As your children get older, wanting more freedom online is natural. There will soon come a time when they’re using the internet independently on a daily basis, for example when it comes to researching homework or for interacting with friends. Children and young people may also use the internet to seek answers to questions that they’re not comfortable talking about with an adult, and this can raise the need to have conversations about some difficult topics.

Often these conversations can be planned for, but with online content being so accessible, occasionally they may be needed earlier than anticipated. Talking about serious issues can be a daunting prospect, but it’s important to remember that as parents and carers you are the best people for your children to talk to.

If you need to talk about something difficult with your child, try to:

Plan what you want to say in advance, and seek support and information if needed so that you feel prepared.

Choose a moment when there are no other distractions and you are not rushed for time, but acknowledge that they might not feel ready to speak straight away.

Consider the best approach to anticipate how your child might react. You might want to directly explain the concerns that led to the conversation, or feel that asking some broader questions might be more suitable in the first instance.

Give your child time to process what you are saying and share their thoughts, without interruption or blame. Listen carefully to any confusion or concerns.

Share your own experiences if you can. Were you ever in a similar situation and how was it resolved?

Reassure them you are always there to help and even if you don’t know the answers, you can find these out together.

Get support quickly if they need it. This might be from family, friends, your child’s school or other agencies.

My child has said something worrying – what do I do?

If your child comes to you with a concern, the most important thing is to remain calm and reassure them that they’ve done the right thing by talking to you. If you suspect, or find out from someone else that your child is dealing with a worrying situation online, let them know that sharing it with you is the first step to resolving the issue.

When dealing with an online concern raised by your child, try to:

Let them explain in their own words what has happened.

Remain composed.

If you are feeling shocked, angry or worried, it’s likely that your child is feeling worse, but reacting that way may close down the conversation and lead your child to believe that they are to blame.

Acknowledge the challenges they have overcome, and let them know that they’ve done the right thing by telling you.  

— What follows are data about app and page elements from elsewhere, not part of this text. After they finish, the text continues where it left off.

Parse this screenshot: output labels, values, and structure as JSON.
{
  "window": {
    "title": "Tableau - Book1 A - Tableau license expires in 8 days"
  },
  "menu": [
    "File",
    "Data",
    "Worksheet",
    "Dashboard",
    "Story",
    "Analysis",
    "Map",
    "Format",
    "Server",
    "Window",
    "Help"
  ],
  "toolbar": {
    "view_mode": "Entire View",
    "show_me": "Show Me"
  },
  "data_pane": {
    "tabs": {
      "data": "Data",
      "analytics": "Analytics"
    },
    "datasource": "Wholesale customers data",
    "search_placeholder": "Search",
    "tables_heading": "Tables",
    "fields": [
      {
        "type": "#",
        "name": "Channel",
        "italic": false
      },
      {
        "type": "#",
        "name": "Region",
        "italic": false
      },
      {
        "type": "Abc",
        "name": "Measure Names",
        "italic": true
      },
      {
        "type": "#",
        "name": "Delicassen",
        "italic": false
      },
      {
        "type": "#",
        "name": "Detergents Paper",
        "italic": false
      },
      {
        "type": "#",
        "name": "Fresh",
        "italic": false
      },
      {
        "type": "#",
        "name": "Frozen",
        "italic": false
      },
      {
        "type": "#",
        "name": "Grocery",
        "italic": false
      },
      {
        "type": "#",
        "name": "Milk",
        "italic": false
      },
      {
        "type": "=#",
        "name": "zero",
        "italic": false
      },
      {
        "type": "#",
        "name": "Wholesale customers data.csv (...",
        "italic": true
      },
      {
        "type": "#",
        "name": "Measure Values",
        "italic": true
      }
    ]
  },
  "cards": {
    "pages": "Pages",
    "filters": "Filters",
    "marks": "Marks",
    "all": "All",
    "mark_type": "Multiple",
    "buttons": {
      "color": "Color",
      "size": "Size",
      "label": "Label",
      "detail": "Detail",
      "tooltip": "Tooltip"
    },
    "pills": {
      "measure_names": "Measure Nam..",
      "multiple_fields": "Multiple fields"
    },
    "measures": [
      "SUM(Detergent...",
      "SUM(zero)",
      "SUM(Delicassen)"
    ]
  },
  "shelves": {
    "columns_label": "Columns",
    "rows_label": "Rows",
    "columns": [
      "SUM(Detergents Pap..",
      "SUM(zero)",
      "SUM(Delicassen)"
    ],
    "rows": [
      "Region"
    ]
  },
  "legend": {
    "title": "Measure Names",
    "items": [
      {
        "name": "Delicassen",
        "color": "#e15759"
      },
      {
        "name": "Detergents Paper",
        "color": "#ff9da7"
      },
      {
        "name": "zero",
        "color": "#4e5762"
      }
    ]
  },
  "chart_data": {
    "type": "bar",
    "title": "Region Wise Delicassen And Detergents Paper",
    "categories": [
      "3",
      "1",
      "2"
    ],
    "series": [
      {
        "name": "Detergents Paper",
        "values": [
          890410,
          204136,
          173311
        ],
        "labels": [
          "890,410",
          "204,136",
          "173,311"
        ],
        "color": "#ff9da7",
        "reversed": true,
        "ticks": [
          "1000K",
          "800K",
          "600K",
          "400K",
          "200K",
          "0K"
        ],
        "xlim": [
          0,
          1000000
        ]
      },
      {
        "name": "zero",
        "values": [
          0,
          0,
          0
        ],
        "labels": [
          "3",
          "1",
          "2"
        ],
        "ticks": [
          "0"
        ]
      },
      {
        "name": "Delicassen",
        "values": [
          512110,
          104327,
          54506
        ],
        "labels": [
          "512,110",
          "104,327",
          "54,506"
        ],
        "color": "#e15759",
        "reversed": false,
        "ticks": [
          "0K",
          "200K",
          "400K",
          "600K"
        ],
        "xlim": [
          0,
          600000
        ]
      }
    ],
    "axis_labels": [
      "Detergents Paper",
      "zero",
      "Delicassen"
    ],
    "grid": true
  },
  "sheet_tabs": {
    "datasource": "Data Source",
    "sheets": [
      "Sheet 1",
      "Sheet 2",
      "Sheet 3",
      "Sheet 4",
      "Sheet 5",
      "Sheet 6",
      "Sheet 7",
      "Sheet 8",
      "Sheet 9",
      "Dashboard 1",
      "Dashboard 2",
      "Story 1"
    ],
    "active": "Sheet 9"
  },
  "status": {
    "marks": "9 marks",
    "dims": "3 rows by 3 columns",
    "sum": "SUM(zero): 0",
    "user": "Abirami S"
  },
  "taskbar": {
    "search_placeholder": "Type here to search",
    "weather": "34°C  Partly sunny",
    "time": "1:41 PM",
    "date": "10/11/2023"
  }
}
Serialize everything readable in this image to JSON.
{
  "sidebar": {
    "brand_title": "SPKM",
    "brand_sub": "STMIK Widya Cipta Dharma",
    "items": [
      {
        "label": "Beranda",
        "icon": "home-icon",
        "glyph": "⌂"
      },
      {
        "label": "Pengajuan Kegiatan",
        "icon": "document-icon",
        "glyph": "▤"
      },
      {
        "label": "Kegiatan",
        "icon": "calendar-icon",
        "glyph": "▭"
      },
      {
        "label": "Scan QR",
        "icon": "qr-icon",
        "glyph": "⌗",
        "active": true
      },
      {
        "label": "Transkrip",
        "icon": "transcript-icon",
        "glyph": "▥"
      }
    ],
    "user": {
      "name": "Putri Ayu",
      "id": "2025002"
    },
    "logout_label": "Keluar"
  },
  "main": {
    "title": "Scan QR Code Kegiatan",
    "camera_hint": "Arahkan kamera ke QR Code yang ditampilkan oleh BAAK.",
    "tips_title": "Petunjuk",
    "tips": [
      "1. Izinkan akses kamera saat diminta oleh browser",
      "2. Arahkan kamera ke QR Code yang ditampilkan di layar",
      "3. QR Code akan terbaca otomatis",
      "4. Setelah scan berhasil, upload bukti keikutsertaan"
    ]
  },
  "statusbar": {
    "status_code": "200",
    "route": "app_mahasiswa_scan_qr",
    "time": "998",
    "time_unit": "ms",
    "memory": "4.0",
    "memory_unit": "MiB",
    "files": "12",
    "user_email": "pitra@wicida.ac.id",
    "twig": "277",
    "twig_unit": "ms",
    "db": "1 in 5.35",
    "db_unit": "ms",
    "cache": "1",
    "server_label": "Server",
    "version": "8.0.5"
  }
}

Be honest.

It’s okay if you are unsure what to do next, the important thing is to let your child know you are there for them. There is a lot of further support out there to help you decide on your next steps.

Save the evidence wherever possible.

You may be able to report what has happened to the online service being used when the incident occurred. Evidence may include screen shots taken on a laptop or mobile device, emails, texts or online conversation histories.

Make a report as soon as possible.

Knowing who to report to is a really useful step to resolving many issues, so try to familiarise yourself with the reporting, blocking or moderating settings available on the services your child is using. Depending on what has happened, it might be necessary to let your child’s school know too, or other agencies such as the police.